By Scott Simmons
HIGHLAND BEACH — A little more than five years ago, Flossy Keesely sat down in her Highland Beach penthouse with The Coastal Star to talk about her long life for a profile.
She greeted her interviewer, prepared lunch and pooh-poohed the notion of calling her Mrs. Keesely, saying simply, “I’m just Flossy.”
She was 96 at the time, and it goes without saying that after living to be nearly 102, she was more than “just Flossy.”
Flossy, born Florence Bosenkopf, on April 18, 1914, in Philadelphia, died Jan. 28, 2016, in hospice care.
In the century she lived, Flossy married the love of her life, pioneered the first television talk show and founded a performing arts awards program.
The walls of her penthouse were covered with autographed photos given to her by friends who included Dale Carnegie, Arthur Godfrey and other household names of another era.
Her parents, Ludwig and Anna Bosenkopf, had emigrated from Austria in 1910. Flossy, an only child, fondly remembered the return trips her parents took to Europe to visit relatives.
In the 1930s, she began dating Nicholas Keesely, who worked in the broadcast industry. They married June 25, 1932, and it was a love affair that continued until Nick’s death in 1999.
In the 1940s, the couple moved to New Rochelle, New York, and Nick transitioned from radio to television. Flossy teamed with Kathi Norris to become the first personalities to host a television talk show, Your Television Shopper, on the old DuMont Television Network. Norris went on to become one of the original hosts of NBC’s Today show.
Nick retired in the ’60s, and the couple moved to Florida, first settling in Fort Lauderdale, before making a home in Boca del Mar. Flossy moved to Highland Beach after Nick’s death.
She remained involved in community affairs, produced a “Pathway to the Stars” talent contest, and in her 90s became a member of the Boca Raton Rotary Club, from which she received a Lifetime Achievement Award during the club’s annual OPAL (Outstanding People and Leaders) Awards presentation.
As she neared her 100th birthday, the tiny Flossy assumed she would die soon after passing that milestone.

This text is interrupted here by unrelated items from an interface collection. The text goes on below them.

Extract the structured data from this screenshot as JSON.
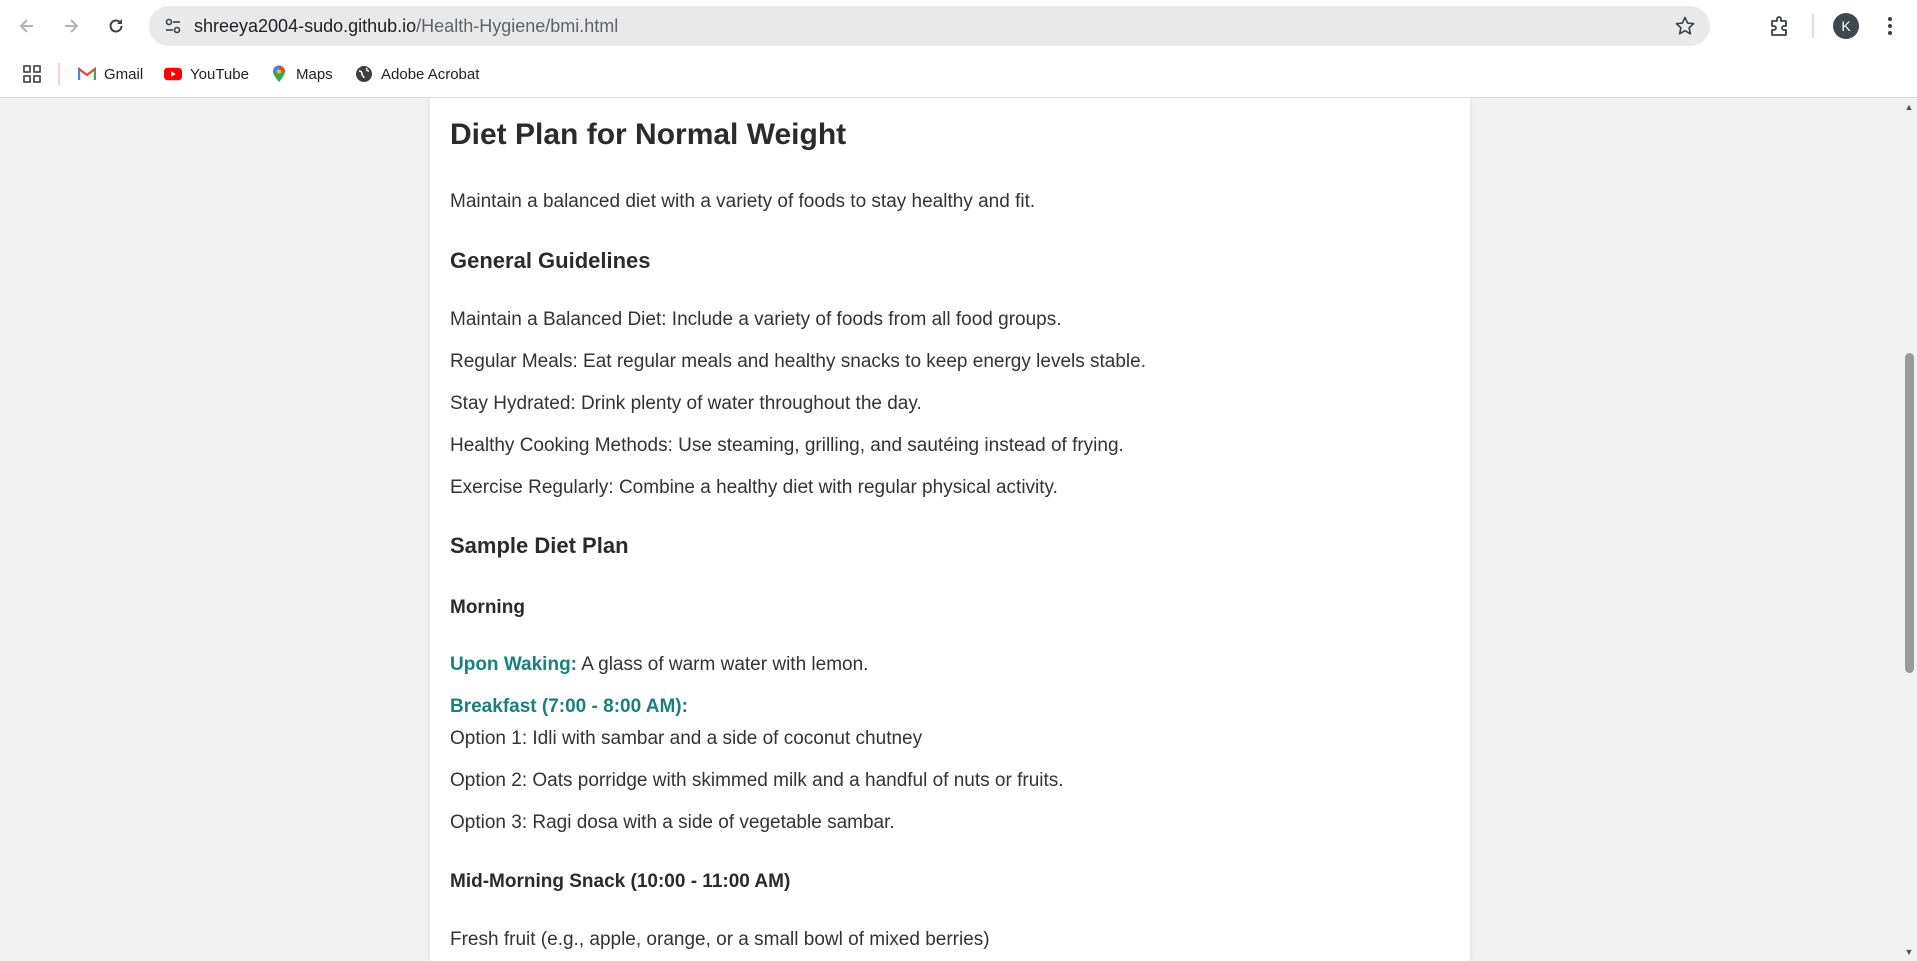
{
  "browser": {
    "url_host": "shreeya2004-sudo.github.io",
    "url_path": "/Health-Hygiene/bmi.html",
    "avatar_letter": "K"
  },
  "bookmarks": [
    {
      "label": "Gmail",
      "icon": "gmail-icon"
    },
    {
      "label": "YouTube",
      "icon": "youtube-icon"
    },
    {
      "label": "Maps",
      "icon": "maps-icon"
    },
    {
      "label": "Adobe Acrobat",
      "icon": "globe-icon"
    }
  ],
  "page": {
    "title": "Diet Plan for Normal Weight",
    "intro": "Maintain a balanced diet with a variety of foods to stay healthy and fit.",
    "guidelines_heading": "General Guidelines",
    "guidelines": [
      "Maintain a Balanced Diet: Include a variety of foods from all food groups.",
      "Regular Meals: Eat regular meals and healthy snacks to keep energy levels stable.",
      "Stay Hydrated: Drink plenty of water throughout the day.",
      "Healthy Cooking Methods: Use steaming, grilling, and sautéing instead of frying.",
      "Exercise Regularly: Combine a healthy diet with regular physical activity."
    ],
    "sample_heading": "Sample Diet Plan",
    "morning_heading": "Morning",
    "waking_label": "Upon Waking:",
    "waking_text": " A glass of warm water with lemon.",
    "breakfast_label": "Breakfast (7:00 - 8:00 AM):",
    "breakfast_options": [
      "Option 1: Idli with sambar and a side of coconut chutney",
      "Option 2: Oats porridge with skimmed milk and a handful of nuts or fruits.",
      "Option 3: Ragi dosa with a side of vegetable sambar."
    ],
    "snack_heading": "Mid-Morning Snack (10:00 - 11:00 AM)",
    "snack_text": "Fresh fruit (e.g., apple, orange, or a small bowl of mixed berries)"
  },
  "colors": {
    "accent_teal": "#1a7f80"
  }
}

She lived on nearly two more years, and left a lasting legacy in the form of a statue and fountain at Mizner Park in Boca Raton that depicts her reaching for the stars, with her little dog Schatzi sitting at her feet.
See it and smile.